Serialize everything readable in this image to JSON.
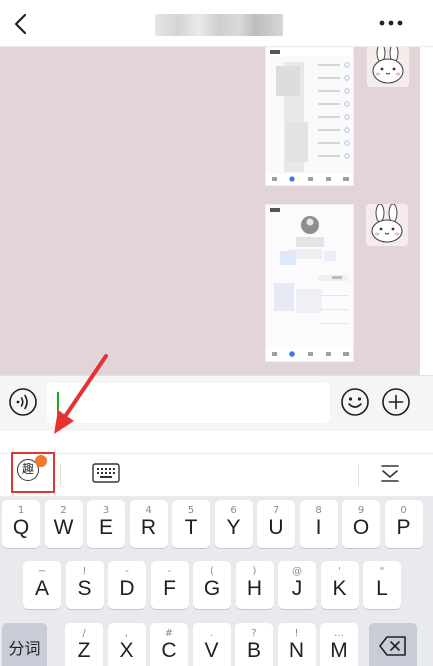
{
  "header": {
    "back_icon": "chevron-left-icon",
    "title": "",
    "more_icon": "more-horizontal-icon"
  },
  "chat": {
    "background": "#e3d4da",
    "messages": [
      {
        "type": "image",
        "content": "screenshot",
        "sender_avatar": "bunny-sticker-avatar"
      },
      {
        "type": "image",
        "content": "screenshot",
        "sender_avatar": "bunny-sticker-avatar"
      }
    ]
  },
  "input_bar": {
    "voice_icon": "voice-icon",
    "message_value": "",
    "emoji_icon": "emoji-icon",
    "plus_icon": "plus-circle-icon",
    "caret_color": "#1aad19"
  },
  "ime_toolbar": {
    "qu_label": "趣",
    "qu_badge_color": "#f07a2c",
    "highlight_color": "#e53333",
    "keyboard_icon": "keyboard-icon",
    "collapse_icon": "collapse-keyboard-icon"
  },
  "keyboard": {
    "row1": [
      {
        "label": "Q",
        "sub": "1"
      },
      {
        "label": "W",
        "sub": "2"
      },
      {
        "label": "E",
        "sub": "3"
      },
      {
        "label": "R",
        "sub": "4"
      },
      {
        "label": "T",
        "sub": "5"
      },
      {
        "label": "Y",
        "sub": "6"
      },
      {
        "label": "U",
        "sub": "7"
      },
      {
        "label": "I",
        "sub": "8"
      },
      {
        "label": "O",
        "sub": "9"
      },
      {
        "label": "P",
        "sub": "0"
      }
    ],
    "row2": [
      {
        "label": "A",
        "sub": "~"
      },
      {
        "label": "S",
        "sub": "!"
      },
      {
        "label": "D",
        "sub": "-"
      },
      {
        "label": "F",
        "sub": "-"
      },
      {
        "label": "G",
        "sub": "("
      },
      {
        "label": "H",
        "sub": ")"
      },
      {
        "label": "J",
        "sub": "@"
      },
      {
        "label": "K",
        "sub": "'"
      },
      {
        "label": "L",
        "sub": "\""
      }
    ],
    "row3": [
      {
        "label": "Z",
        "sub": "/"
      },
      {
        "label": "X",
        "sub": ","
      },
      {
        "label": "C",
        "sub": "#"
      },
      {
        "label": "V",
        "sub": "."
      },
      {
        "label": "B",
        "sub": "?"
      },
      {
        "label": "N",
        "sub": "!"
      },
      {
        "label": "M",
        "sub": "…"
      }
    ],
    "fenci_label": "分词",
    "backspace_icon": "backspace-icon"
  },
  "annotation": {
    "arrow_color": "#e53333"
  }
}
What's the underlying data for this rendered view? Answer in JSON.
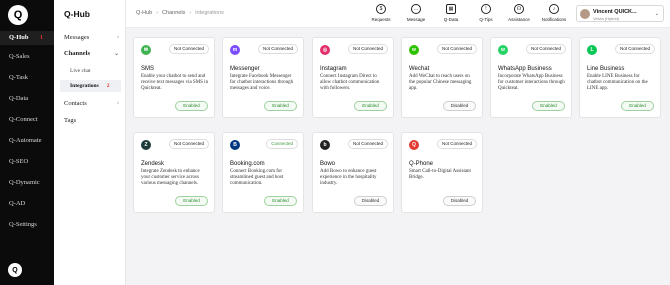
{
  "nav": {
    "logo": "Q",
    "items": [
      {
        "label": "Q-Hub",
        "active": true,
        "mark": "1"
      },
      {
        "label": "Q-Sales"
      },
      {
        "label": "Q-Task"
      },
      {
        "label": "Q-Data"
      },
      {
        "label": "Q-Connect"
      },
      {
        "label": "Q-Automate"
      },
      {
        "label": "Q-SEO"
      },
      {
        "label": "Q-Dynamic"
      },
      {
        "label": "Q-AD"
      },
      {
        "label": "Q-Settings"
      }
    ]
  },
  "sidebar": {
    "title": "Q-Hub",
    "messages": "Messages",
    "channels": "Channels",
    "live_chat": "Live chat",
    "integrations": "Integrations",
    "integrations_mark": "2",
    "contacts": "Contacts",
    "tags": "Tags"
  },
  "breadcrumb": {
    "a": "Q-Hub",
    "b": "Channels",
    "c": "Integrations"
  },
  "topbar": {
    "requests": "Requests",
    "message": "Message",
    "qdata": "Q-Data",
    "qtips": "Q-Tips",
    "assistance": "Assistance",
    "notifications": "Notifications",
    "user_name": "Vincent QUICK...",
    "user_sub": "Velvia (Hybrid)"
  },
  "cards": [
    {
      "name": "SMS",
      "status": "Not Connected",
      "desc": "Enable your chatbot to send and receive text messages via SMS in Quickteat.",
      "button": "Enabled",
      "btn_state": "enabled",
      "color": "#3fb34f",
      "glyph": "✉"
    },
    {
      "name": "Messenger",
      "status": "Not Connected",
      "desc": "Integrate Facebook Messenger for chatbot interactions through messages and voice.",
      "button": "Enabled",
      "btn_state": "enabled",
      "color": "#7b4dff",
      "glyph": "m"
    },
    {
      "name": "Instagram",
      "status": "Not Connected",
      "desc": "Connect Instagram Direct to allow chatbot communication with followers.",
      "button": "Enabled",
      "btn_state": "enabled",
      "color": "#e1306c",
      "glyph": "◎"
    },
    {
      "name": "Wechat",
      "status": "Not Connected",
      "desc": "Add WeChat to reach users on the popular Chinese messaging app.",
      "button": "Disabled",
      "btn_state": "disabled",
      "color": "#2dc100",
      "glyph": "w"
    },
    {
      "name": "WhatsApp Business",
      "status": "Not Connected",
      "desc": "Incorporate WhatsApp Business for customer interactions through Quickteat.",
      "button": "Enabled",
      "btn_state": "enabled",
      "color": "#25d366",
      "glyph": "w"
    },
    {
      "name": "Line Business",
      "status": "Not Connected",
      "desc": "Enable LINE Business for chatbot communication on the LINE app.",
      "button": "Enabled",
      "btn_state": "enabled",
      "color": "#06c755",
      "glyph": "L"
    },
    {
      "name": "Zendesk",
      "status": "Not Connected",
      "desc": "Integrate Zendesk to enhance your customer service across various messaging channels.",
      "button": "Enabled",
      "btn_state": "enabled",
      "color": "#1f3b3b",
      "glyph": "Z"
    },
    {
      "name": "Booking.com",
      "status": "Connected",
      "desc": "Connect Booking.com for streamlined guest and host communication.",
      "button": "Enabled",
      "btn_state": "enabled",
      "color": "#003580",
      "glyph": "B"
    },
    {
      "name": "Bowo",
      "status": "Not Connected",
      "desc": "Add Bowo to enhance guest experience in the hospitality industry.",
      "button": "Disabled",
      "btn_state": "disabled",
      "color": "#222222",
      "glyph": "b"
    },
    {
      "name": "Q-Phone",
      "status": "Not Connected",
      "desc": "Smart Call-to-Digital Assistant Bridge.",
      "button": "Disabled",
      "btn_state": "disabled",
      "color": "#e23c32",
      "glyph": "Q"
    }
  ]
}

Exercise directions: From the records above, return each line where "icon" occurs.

Response box:
    "back_icon": "chevron-left-icon",
    "more_icon": "more-horizontal-icon"
    "voice_icon": "voice-icon",
    "emoji_icon": "emoji-icon",
    "plus_icon": "plus-circle-icon",
    "keyboard_icon": "keyboard-icon",
    "collapse_icon": "collapse-keyboard-icon"
    "backspace_icon": "backspace-icon"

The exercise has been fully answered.